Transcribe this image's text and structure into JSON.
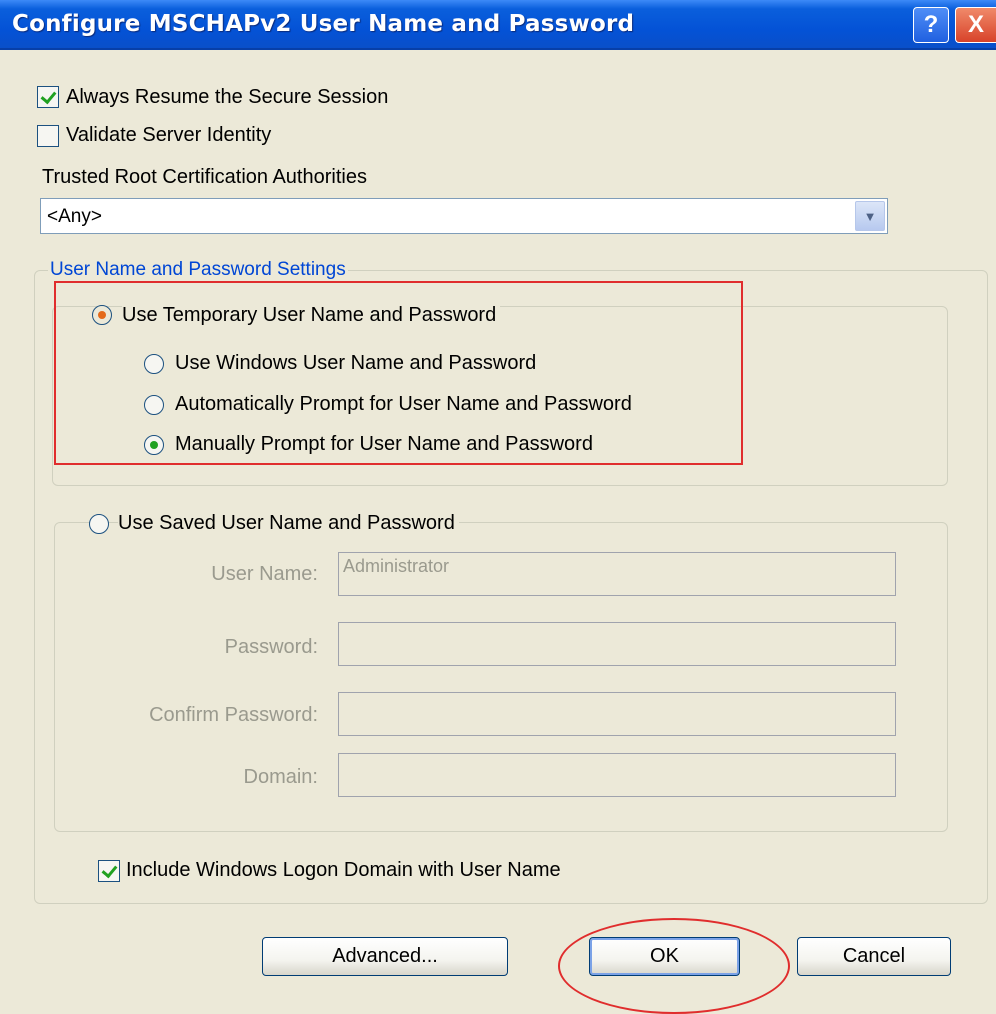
{
  "window": {
    "title": "Configure MSCHAPv2 User Name and Password",
    "help_icon": "?",
    "close_icon": "X"
  },
  "options": {
    "always_resume": {
      "label": "Always Resume the Secure Session",
      "checked": true
    },
    "validate_server": {
      "label": "Validate Server Identity",
      "checked": false
    }
  },
  "trusted_root": {
    "label": "Trusted Root Certification Authorities",
    "selected": "<Any>"
  },
  "settings_group": {
    "legend": "User Name and Password Settings",
    "use_temporary": {
      "label": "Use Temporary User Name and Password",
      "selected": true
    },
    "sub_options": [
      {
        "label": "Use Windows User Name and Password",
        "selected": false
      },
      {
        "label": "Automatically Prompt for User Name and Password",
        "selected": false
      },
      {
        "label": "Manually Prompt for User Name and Password",
        "selected": true
      }
    ],
    "use_saved": {
      "label": "Use Saved User Name and Password",
      "selected": false
    },
    "fields": {
      "user_name": {
        "label": "User Name:",
        "value": "Administrator"
      },
      "password": {
        "label": "Password:",
        "value": ""
      },
      "confirm_password": {
        "label": "Confirm Password:",
        "value": ""
      },
      "domain": {
        "label": "Domain:",
        "value": ""
      }
    },
    "include_domain": {
      "label": "Include Windows Logon Domain with User Name",
      "checked": true
    }
  },
  "buttons": {
    "advanced": "Advanced...",
    "ok": "OK",
    "cancel": "Cancel"
  },
  "colors": {
    "titlebar": "#0452d6",
    "dialog_bg": "#ece9d8",
    "legend_text": "#0046d5",
    "annotation_red": "#e02d2d",
    "check_green": "#21a121"
  }
}
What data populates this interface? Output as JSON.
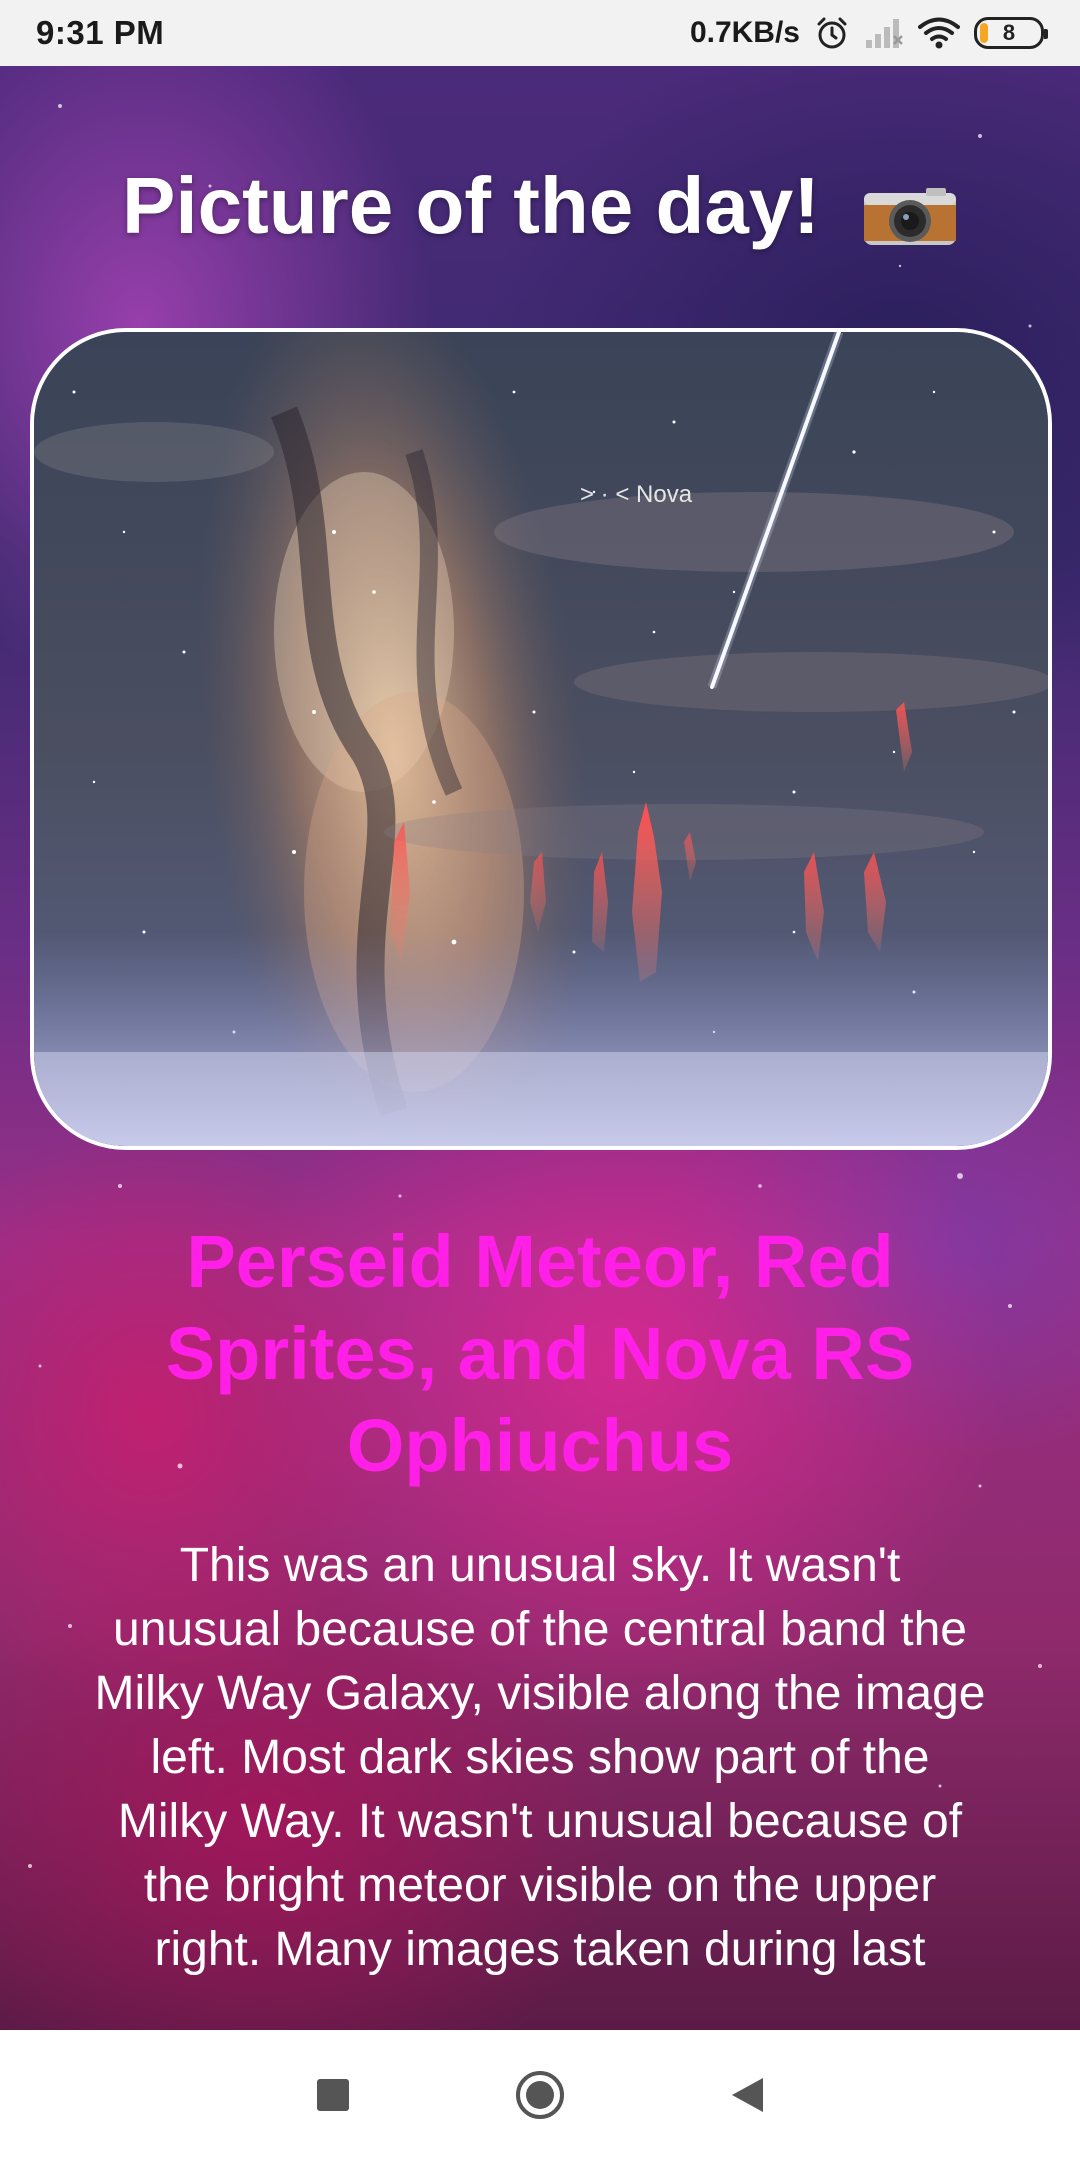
{
  "status_bar": {
    "time": "9:31 PM",
    "network_speed": "0.7KB/s",
    "battery_level": "8",
    "icons": [
      "alarm-icon",
      "signal-icon",
      "wifi-icon",
      "battery-icon"
    ]
  },
  "header": {
    "title": "Picture of the day!",
    "icon": "camera-icon"
  },
  "apod": {
    "image_annotation": "> · < Nova",
    "title": "Perseid Meteor, Red Sprites, and Nova RS Ophiuchus",
    "explanation": "This was an unusual sky. It wasn't unusual because of the central band the Milky Way Galaxy, visible along the image left.  Most dark skies show part of the Milky Way. It wasn't unusual because of the bright meteor visible on the upper right. Many images taken during last"
  },
  "nav_bar": {
    "buttons": [
      "recents-button",
      "home-button",
      "back-button"
    ]
  },
  "colors": {
    "title_accent": "#ff1fe6",
    "status_bar_bg": "#f2f2f2",
    "nav_bar_bg": "#ffffff"
  }
}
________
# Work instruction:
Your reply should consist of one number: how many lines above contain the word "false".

# Task output:
4